The Associated Press describes QAnon as “an apocalyptic and convoluted conspiracy theory spread largely through the internet and promoted by some right-wing extremists.” Its followers are deeply devoted to Trump and had a presence at the Jan. 6 riot at the Capitol. An unidentified person or persons known as Q shares wild predictions online, which have ranged from the allegation that high-profile Democrats and other “global elites” run a massive child trafficking ring to believing that John F. Kennedy Jr. (the son of President JFK) faked his own death in 1999 and is now masquerading as Biden in disguise.
Some of the materials Taff presented describe some theories as debunked misinformation. But other conspiracy theories are described in detail, and accompanying videos include supporters with images flashing such messages as “Fake crisis” and “Flu+media=COVID19.”
In response to the Journal Times’ open records request for access to Taff’s classroom materials from the current school year, the district provided more than 1,000 pages from the teacher’s online classroom website. Most of it appeared to be conventional textbook material dealing with such topics as the American Revolution, the Civil War and other major historical events.
Along with that material and periodic assignments, Taff occasionally circulated politically charged messages to his students. During a discussion of the Roaring ‘20s, he shared a chart describing Republican ideas as “normalcy” such as “traditional American values;” that same chart compared Democratic ideas of “progressivism” as “the need for government to solve problems.” “Return to normalcy” was Republican Warren G. Harding’s slogan in his successful 1920 campaign for president.
Students received a picture of the U.S. Capitol and the caption: “Government — if you think the problems we create are bad, just wait until you see our solutions.” Another included a cartoon depicting a government official surreptitiously removing a person’s wallet from his back pocket.
Taff also shared with students a chart ranking various news outlets on a scale from “too liberal” to “too conservative.” On the liberal side were the New York Times, Washington Post, all three major TV networks and National Public Radio. On the conservative side were the Chicago Tribune, the Wall Street Journal, Forbes magazine and Fox News.

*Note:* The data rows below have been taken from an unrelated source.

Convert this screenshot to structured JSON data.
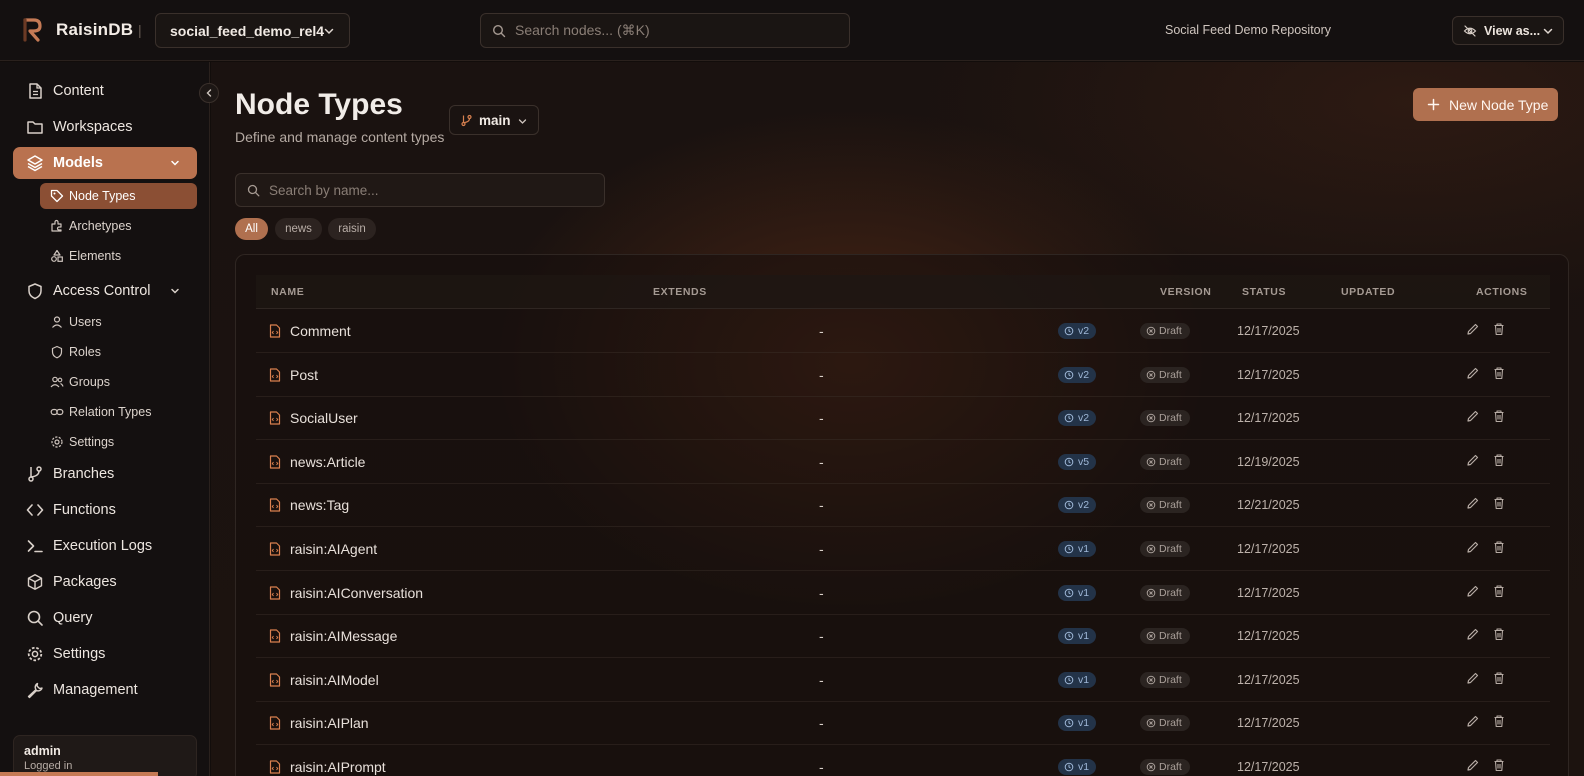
{
  "app": {
    "brand": "RaisinDB",
    "repository_select": "social_feed_demo_rel4",
    "search_placeholder": "Search nodes... (⌘K)",
    "repository_name": "Social Feed Demo Repository",
    "view_as_label": "View as..."
  },
  "sidebar": {
    "items": [
      {
        "label": "Content",
        "icon": "document-icon"
      },
      {
        "label": "Workspaces",
        "icon": "folder-icon"
      },
      {
        "label": "Models",
        "icon": "layers-icon",
        "active": true
      },
      {
        "label": "Access Control",
        "icon": "shield-icon"
      },
      {
        "label": "Branches",
        "icon": "git-branch-icon"
      },
      {
        "label": "Functions",
        "icon": "code-icon"
      },
      {
        "label": "Execution Logs",
        "icon": "terminal-icon"
      },
      {
        "label": "Packages",
        "icon": "package-icon"
      },
      {
        "label": "Query",
        "icon": "search-icon"
      },
      {
        "label": "Settings",
        "icon": "gear-icon"
      },
      {
        "label": "Management",
        "icon": "wrench-icon"
      }
    ],
    "models_sub": [
      {
        "label": "Node Types",
        "active": true
      },
      {
        "label": "Archetypes"
      },
      {
        "label": "Elements"
      }
    ],
    "access_sub": [
      {
        "label": "Users"
      },
      {
        "label": "Roles"
      },
      {
        "label": "Groups"
      },
      {
        "label": "Relation Types"
      },
      {
        "label": "Settings"
      }
    ],
    "user": {
      "name": "admin",
      "status": "Logged in"
    }
  },
  "page": {
    "title": "Node Types",
    "subtitle": "Define and manage content types",
    "branch": "main",
    "new_button": "New Node Type",
    "search_placeholder": "Search by name...",
    "filters": [
      "All",
      "news",
      "raisin"
    ],
    "accent_color": "#b0704f"
  },
  "table": {
    "headers": {
      "name": "NAME",
      "extends": "EXTENDS",
      "version": "VERSION",
      "status": "STATUS",
      "updated": "UPDATED",
      "actions": "ACTIONS"
    },
    "rows": [
      {
        "name": "Comment",
        "extends": "-",
        "version": "v2",
        "status": "Draft",
        "updated": "12/17/2025"
      },
      {
        "name": "Post",
        "extends": "-",
        "version": "v2",
        "status": "Draft",
        "updated": "12/17/2025"
      },
      {
        "name": "SocialUser",
        "extends": "-",
        "version": "v2",
        "status": "Draft",
        "updated": "12/17/2025"
      },
      {
        "name": "news:Article",
        "extends": "-",
        "version": "v5",
        "status": "Draft",
        "updated": "12/19/2025"
      },
      {
        "name": "news:Tag",
        "extends": "-",
        "version": "v2",
        "status": "Draft",
        "updated": "12/21/2025"
      },
      {
        "name": "raisin:AIAgent",
        "extends": "-",
        "version": "v1",
        "status": "Draft",
        "updated": "12/17/2025"
      },
      {
        "name": "raisin:AIConversation",
        "extends": "-",
        "version": "v1",
        "status": "Draft",
        "updated": "12/17/2025"
      },
      {
        "name": "raisin:AIMessage",
        "extends": "-",
        "version": "v1",
        "status": "Draft",
        "updated": "12/17/2025"
      },
      {
        "name": "raisin:AIModel",
        "extends": "-",
        "version": "v1",
        "status": "Draft",
        "updated": "12/17/2025"
      },
      {
        "name": "raisin:AIPlan",
        "extends": "-",
        "version": "v1",
        "status": "Draft",
        "updated": "12/17/2025"
      },
      {
        "name": "raisin:AIPrompt",
        "extends": "-",
        "version": "v1",
        "status": "Draft",
        "updated": "12/17/2025"
      }
    ]
  }
}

Included with the media critiques were various tips for consuming news, including: “Don’t live in a bubble. You’re already in one if you’ve blocked friends who disagree with you on social media, all the trusted people in your life are ideologically aligned, you only receive news from agreeable sources, you refuse to discuss or respect political differences.”